No one can accuse Michael Solomonov of lacking vision for the future of Federal Donuts, the quirky fried chicken and doughnut concept he and his partners just expanded to a second location in Center City with a debut - with live webcam streaming of the line - that has at times bordered on foodie hysteria. "I just want to get big enough," says the chef, who also co-owns Zahav, "where we can have delivery guys in chicken suits scooting around town on mopeds fueled by recycled fryer oil. How awesome would that be?"
LIVING
July 13, 1997 | Inquirer Photographs by Eric Mencher
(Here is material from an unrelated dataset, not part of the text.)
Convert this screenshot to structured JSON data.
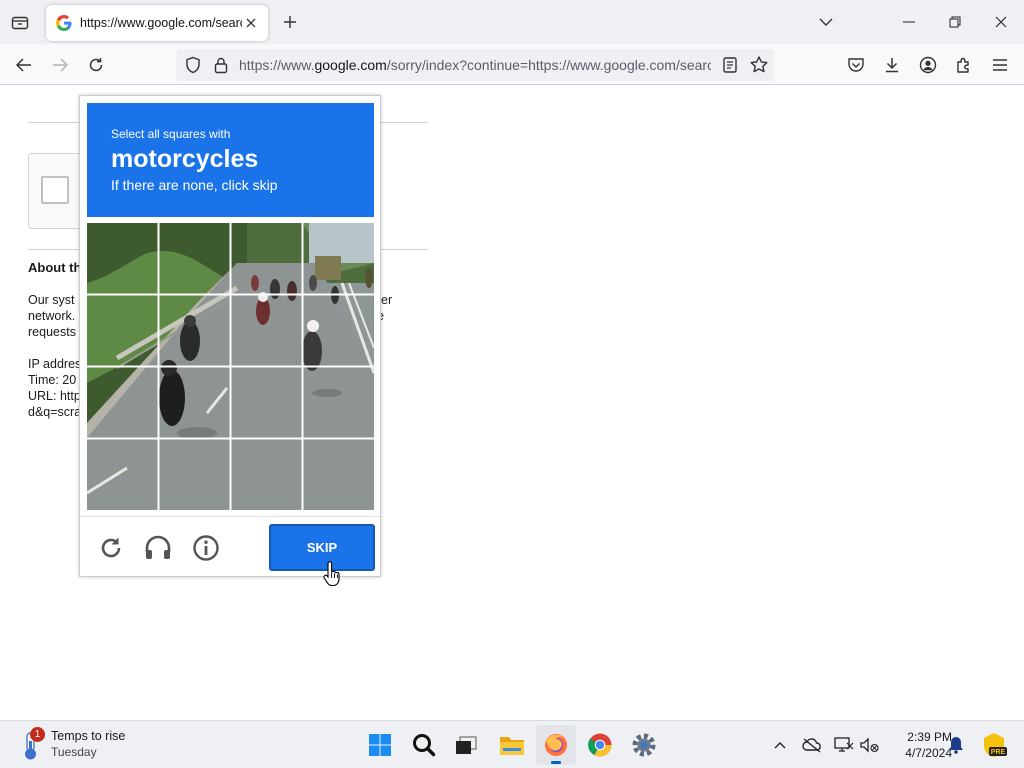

Alice Ethel Dixon couldn't stop screaming. It wasn't exactly at the top of her lungs, but she was definitely showing some emotion. Like surprise. And why not? It was her 75th birthday, and all of a sudden, she was facing a room filled with about 50 of her nearest and dearest friends and family. "Oh, I can't take this. I'm going to have a heart attack!" Dixon announced when she arrived at Ayinde banquet hall in University City, where members of the surprise party were waiting to revel.
NEWS
July 16, 1996 | By Douglas Herbert, INQUIRER CORRESPONDENT
Seeking to mollify a mounting chorus of critics, the man who would bring a Hooters restaurant to this township's "Golden Mile" is offering to ferry all naysayers to a nearby affiliate to see for themselves whether their protest is justified. "I'm going to send out a bus. . . . We'll let them figure out whom they want to bring," said Gerald Holtz. He is chief executive officer of Hoot Al restaurants, the franchiser behind an effort to bring one of America's most controversial eateries to a vacant lot on Baltimore Pike.
« Prev | 1 | 2 | 3 | 4 | 5 | Next »
|
|
|
|
|